Entries from a dataset of interfaces:
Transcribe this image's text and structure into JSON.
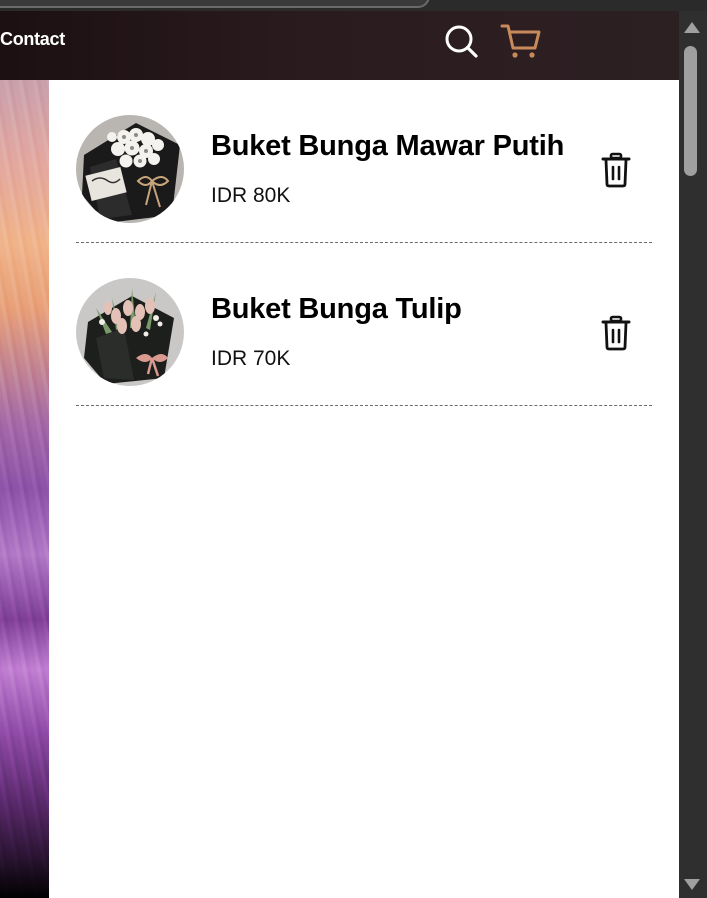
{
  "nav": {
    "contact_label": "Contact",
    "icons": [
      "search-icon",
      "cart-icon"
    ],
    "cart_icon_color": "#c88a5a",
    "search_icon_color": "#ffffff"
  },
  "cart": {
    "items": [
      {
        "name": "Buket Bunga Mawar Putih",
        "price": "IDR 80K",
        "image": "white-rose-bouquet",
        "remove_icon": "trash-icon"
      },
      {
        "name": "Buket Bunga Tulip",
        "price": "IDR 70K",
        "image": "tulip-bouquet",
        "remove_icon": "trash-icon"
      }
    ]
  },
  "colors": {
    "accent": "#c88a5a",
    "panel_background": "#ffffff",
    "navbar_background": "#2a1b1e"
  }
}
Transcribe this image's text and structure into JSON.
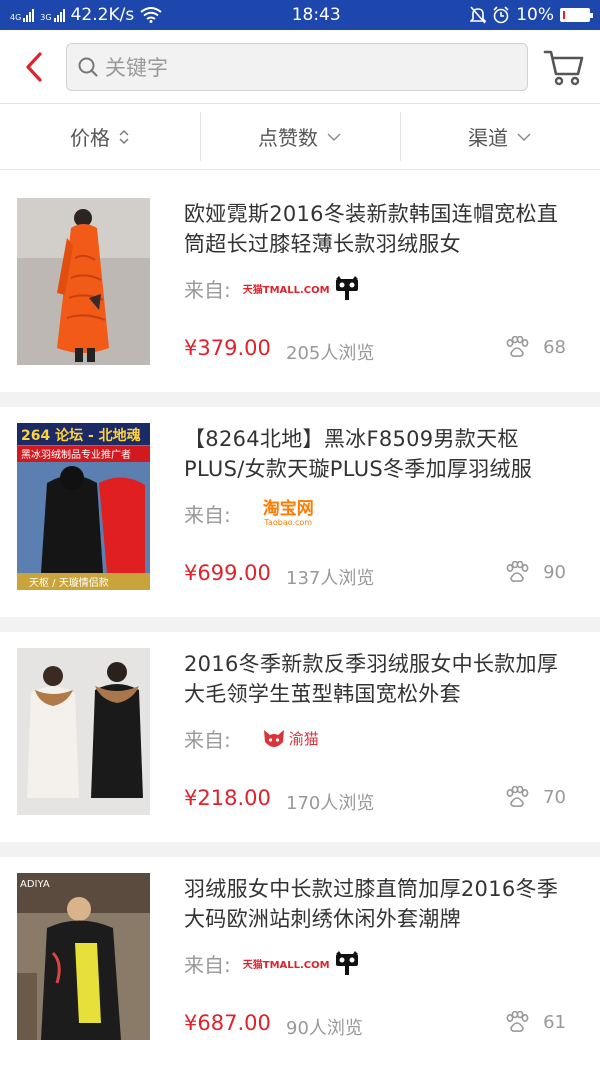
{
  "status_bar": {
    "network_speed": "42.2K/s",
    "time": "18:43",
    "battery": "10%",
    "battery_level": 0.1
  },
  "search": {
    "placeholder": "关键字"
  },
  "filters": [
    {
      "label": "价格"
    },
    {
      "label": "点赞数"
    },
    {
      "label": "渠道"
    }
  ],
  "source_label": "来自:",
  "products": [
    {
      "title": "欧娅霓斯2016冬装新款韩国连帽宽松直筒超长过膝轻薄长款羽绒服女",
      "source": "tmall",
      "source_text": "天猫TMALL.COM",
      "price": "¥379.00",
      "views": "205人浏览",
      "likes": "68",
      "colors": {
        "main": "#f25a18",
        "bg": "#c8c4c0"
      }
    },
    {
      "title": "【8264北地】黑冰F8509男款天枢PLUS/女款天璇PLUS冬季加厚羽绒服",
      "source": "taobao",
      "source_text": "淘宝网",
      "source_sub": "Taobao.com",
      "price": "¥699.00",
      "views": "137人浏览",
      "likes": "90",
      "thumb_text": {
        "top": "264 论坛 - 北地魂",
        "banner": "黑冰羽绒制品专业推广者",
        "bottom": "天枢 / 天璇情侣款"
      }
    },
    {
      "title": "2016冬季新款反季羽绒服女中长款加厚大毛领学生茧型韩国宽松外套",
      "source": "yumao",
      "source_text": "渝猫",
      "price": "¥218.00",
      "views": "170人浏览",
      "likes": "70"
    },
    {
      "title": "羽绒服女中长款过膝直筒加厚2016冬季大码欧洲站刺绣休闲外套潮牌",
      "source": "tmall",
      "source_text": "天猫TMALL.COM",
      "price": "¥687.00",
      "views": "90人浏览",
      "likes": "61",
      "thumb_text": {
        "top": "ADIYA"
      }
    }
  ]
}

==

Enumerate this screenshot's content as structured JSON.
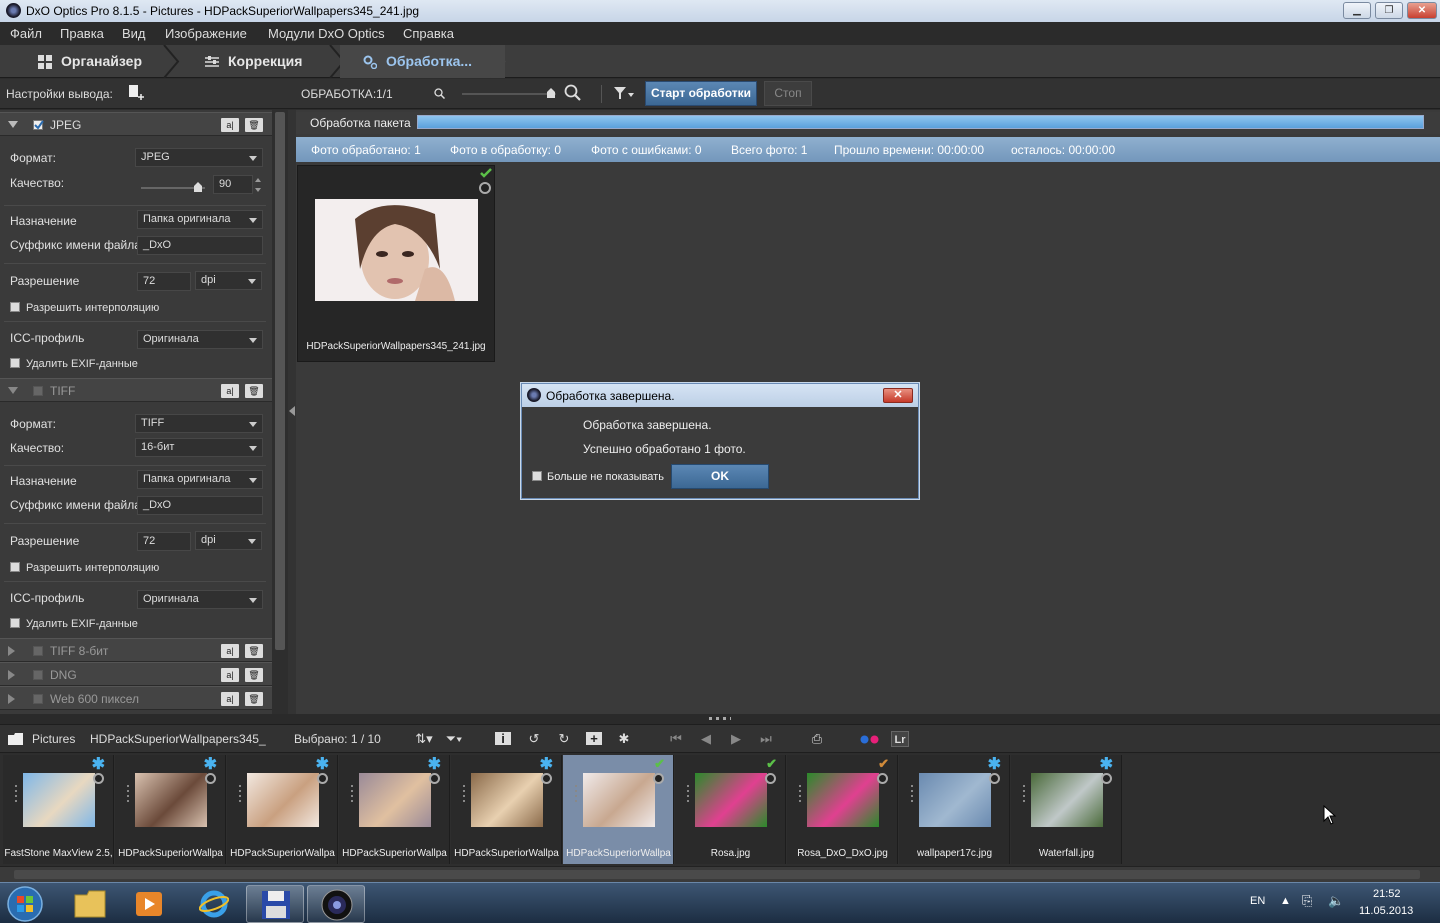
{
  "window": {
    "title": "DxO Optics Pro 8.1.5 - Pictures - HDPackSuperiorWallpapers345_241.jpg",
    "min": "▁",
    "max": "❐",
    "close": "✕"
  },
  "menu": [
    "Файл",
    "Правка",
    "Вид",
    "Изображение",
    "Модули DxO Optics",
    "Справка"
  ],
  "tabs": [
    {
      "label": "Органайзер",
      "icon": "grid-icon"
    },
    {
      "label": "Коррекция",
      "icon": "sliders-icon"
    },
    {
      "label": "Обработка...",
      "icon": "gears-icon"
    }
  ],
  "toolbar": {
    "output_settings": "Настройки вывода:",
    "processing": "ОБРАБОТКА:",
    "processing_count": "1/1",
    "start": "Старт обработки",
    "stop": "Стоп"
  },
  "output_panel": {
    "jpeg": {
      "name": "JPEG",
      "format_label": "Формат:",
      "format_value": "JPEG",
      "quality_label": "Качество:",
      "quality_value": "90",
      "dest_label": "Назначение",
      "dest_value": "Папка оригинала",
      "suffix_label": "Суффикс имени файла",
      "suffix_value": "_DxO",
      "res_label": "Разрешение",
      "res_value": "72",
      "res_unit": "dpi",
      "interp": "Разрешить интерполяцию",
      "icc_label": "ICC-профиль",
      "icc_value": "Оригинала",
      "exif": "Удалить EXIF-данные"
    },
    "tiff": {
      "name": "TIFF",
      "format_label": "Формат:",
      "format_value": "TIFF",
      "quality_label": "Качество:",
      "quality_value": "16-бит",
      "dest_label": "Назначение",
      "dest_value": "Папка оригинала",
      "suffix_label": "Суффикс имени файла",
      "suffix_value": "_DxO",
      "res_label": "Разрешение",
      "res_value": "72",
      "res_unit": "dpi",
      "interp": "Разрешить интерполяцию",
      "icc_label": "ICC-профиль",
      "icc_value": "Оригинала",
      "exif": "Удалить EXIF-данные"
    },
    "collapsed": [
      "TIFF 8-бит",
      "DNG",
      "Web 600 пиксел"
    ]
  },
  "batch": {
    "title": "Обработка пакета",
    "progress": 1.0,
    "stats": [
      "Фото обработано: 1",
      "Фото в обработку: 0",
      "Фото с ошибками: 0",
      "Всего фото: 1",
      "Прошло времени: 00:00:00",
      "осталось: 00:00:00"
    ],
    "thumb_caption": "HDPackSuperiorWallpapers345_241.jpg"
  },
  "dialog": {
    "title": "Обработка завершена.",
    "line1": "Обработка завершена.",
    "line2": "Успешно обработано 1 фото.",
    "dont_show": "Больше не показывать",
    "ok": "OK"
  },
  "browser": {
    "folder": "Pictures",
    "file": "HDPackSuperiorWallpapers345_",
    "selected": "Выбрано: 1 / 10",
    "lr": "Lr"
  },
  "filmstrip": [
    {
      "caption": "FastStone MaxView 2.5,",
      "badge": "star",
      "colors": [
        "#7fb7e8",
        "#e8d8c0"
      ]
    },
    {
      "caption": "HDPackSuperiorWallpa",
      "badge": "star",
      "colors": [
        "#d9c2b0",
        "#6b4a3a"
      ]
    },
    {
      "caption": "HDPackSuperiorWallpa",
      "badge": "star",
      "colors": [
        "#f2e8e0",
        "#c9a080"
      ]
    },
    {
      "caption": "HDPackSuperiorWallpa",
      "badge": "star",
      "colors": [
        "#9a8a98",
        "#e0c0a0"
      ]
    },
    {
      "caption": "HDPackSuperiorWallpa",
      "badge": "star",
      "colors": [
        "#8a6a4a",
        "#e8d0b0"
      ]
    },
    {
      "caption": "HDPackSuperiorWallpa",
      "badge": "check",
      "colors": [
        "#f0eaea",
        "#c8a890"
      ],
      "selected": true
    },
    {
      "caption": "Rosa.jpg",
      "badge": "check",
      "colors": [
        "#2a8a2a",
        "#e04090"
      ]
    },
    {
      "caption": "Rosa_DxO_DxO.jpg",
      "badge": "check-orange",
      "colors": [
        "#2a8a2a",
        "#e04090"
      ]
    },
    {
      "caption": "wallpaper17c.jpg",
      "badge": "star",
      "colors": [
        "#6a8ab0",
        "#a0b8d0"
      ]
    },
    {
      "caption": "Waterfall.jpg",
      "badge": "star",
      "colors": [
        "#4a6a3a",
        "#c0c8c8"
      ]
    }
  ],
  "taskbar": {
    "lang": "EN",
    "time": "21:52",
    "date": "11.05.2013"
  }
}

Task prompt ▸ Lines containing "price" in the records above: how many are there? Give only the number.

Task answer ▸ 6